Over 150 community members attended the event. Attendees were very interested in the issue and asked a lot of questions. The organizers and panellists took all the questions with an open heart and answered each of them. It was a very successful event that garnered a lot of media attention. For most of the organizers, it was the first time they had established contact with the media. The success of this event paved the way to establishing the Coalition of Muslim Women of Kitchener-Waterloo (CMW).
A founding member of the CMW, Ghazala has never rested since the inception of the organization. From leading CMW’s first strategic planning process to steering the ship skilfully as the chair of the board when the organization was going through its most significant transformation, from setting up and taking down events, to designing and conducting internal and external event and program evaluations, from facilitating candid discussions among members and volunteers to providing training on mental health and well-being, from cleaning to child-minding to printing and photocopying, Ghazala’s footprints are everywhere in the Coalition. She is a pillar that provides strength and support for the CMW. To show their appreciation for her unparalleled passion, loyalty, and love for the CMW, she was awarded with a 10-year service award in 2020.

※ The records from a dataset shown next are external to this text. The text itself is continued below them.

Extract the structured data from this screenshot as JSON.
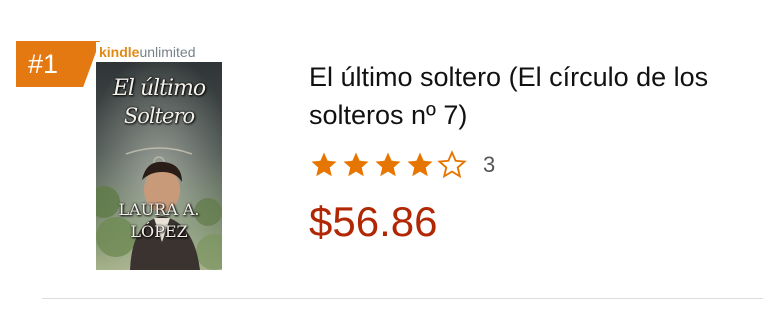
{
  "rank_badge": {
    "label": "#1",
    "color": "#e47911"
  },
  "cover": {
    "banner_kindle": "kindle",
    "banner_unlimited": "unlimited",
    "title_line_1": "El último",
    "title_line_2": "Soltero",
    "author_line_1": "LAURA A.",
    "author_line_2": "LÓPEZ"
  },
  "book": {
    "title": "El último soltero (El círculo de los solteros nº 7)",
    "rating": {
      "value": 4,
      "max": 5,
      "count": "3",
      "star_color": "#e77600"
    },
    "price": "$56.86",
    "price_color": "#b12704"
  }
}
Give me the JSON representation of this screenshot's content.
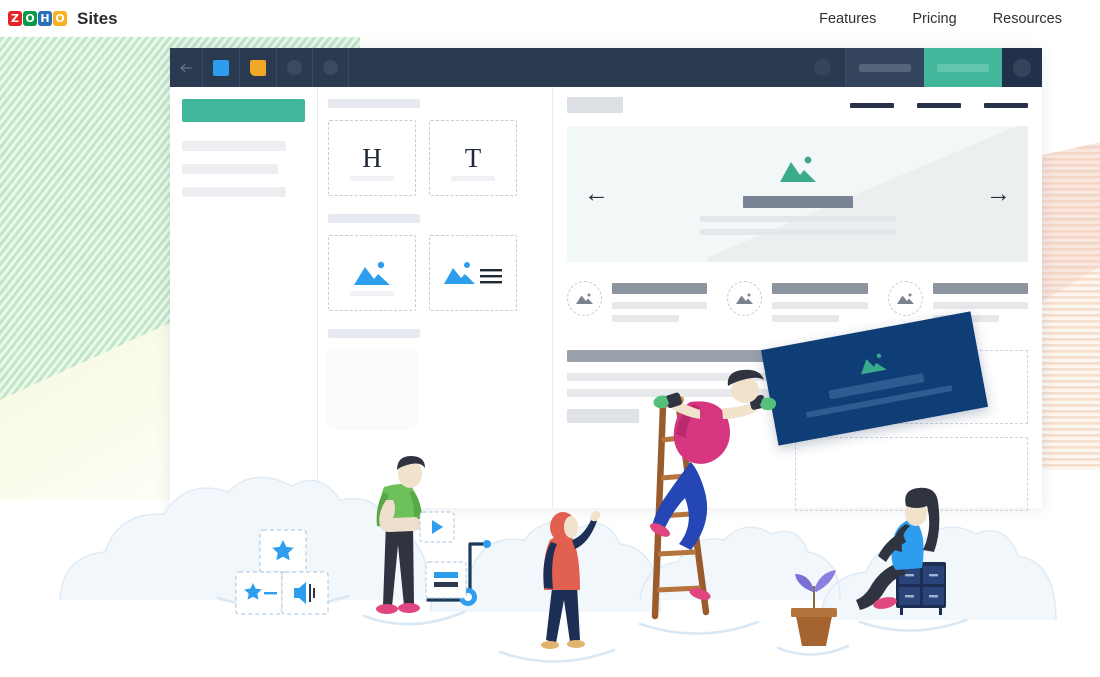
{
  "header": {
    "brand": {
      "logo_letters": [
        "Z",
        "O",
        "H",
        "O"
      ],
      "product": "Sites"
    },
    "nav": [
      {
        "label": "Features"
      },
      {
        "label": "Pricing"
      },
      {
        "label": "Resources"
      }
    ]
  },
  "colors": {
    "brand_red": "#e42527",
    "brand_green": "#089949",
    "brand_blue": "#2970b8",
    "brand_yellow": "#f9b21d",
    "toolbar_navy": "#2b3a50",
    "accent_teal": "#42b79b",
    "card_navy": "#0f3e77",
    "icon_blue": "#2d9ded"
  },
  "app": {
    "toolbar": {
      "back_icon": "arrow-left-icon",
      "tool_square_icon": "blue-square-icon",
      "tool_page_icon": "orange-page-icon",
      "dot_icons": [
        "circle-icon",
        "circle-icon"
      ],
      "account_icon": "circle-avatar-icon",
      "preview_label": "",
      "publish_label": "",
      "end_icon": "circle-avatar-icon"
    },
    "sidebar": {
      "primary_button_label": "",
      "placeholder_rows": 3
    },
    "widgets": {
      "sections": [
        {
          "label": "",
          "cards": [
            {
              "glyph": "H",
              "name": "heading-widget"
            },
            {
              "glyph": "T",
              "name": "text-widget"
            }
          ]
        },
        {
          "label": "",
          "cards": [
            {
              "glyph": "",
              "name": "image-widget"
            },
            {
              "glyph": "",
              "name": "image-text-widget"
            }
          ]
        },
        {
          "label": "",
          "cards": [
            {
              "glyph": "",
              "name": "blank-widget"
            }
          ]
        }
      ]
    },
    "canvas": {
      "site_logo": "",
      "menu_items": [
        "",
        "",
        ""
      ],
      "hero": {
        "image_icon": "mountain-image-icon",
        "title_bar": "",
        "sub_bars": [
          "",
          ""
        ],
        "prev_arrow": "←",
        "next_arrow": "→"
      },
      "columns": [
        {
          "icon": "mountain-image-icon",
          "heading": "",
          "lines": [
            "",
            ""
          ]
        },
        {
          "icon": "mountain-image-icon",
          "heading": "",
          "lines": [
            "",
            ""
          ]
        },
        {
          "icon": "mountain-image-icon",
          "heading": "",
          "lines": [
            "",
            ""
          ]
        }
      ],
      "lower_left": {
        "heading": "",
        "lines": [
          "",
          ""
        ],
        "block": ""
      },
      "drop_zones": 2
    },
    "drag_card": {
      "image_icon": "mountain-image-icon",
      "bars": [
        "",
        ""
      ]
    }
  },
  "illustration": {
    "figures": [
      {
        "name": "person-green-shirt",
        "description": "person holding video widget"
      },
      {
        "name": "person-pink-shirt-on-ladder",
        "description": "person on ladder placing card"
      },
      {
        "name": "person-coral-coat",
        "description": "person with raised arm"
      },
      {
        "name": "person-seated-on-cabinet",
        "description": "person sitting on file cabinet"
      }
    ],
    "widget_cards": [
      {
        "name": "star-widget-card",
        "icon": "star-icon"
      },
      {
        "name": "rating-widget-card",
        "icon": "star-rating-icon"
      },
      {
        "name": "audio-widget-card",
        "icon": "speaker-icon"
      },
      {
        "name": "video-widget-card",
        "icon": "play-icon"
      },
      {
        "name": "form-widget-card",
        "icon": "form-icon"
      }
    ],
    "props": [
      {
        "name": "potted-plant",
        "icon": "plant-icon"
      },
      {
        "name": "cart",
        "icon": "cart-icon"
      },
      {
        "name": "file-cabinet",
        "icon": "cabinet-icon"
      }
    ]
  }
}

Ghazala had always wished to meet good people. She believes that having good people around makes everything easier. She added, “And that is why I love the Coalition because we have such talented and passionate women who make me feel that I am not alone and share my passion for supporting women.”
Ghazala believes that women can perform beyond the predefined roles of mother, sister, wife, and daughter. Although these roles are very important for her, she believes that every woman is gifted with unique skills and must utilize them and imagine themself beyond these traditional relationship roles. Ghazala has always taken a keen interest in her health and well-being. She enjoys swimming and her regular gym visits. She has recently learned to ride a bicycle and now proudly bikes around for leisure. The next item on her to-learn list is skiing. She loves to play board games with her children, who are also busy professionals like her, and yet they all manage to find time for these fun moments together.
Ghazala’s journey would not have been possible without the support she received from her husband. He has stood by her — from her educational goals to her community work.
Ghazala is an inspiration for everyone who wishes to bring change in society by uplifting others. When she left Pakistan, she not only packed things that she would need to survive in Canada, but she also packed a great deal of compassion, love, and care for the community she was going to join. She also brought a heart of gold. She continually searched for likeminded women who shared her passion to improve and enrich the community, and together they have brought waves of positive change to their communities.
Ghazala’s story is of perseverance and persistence. In Ghazala’s own words, “If we are persistent and we don’t lose hope, things eventually work out. Yes, sometimes it takes more time and that’s okay. But if we know what we want, and we have a plan, and we keep working towards our goals, things will start to happen.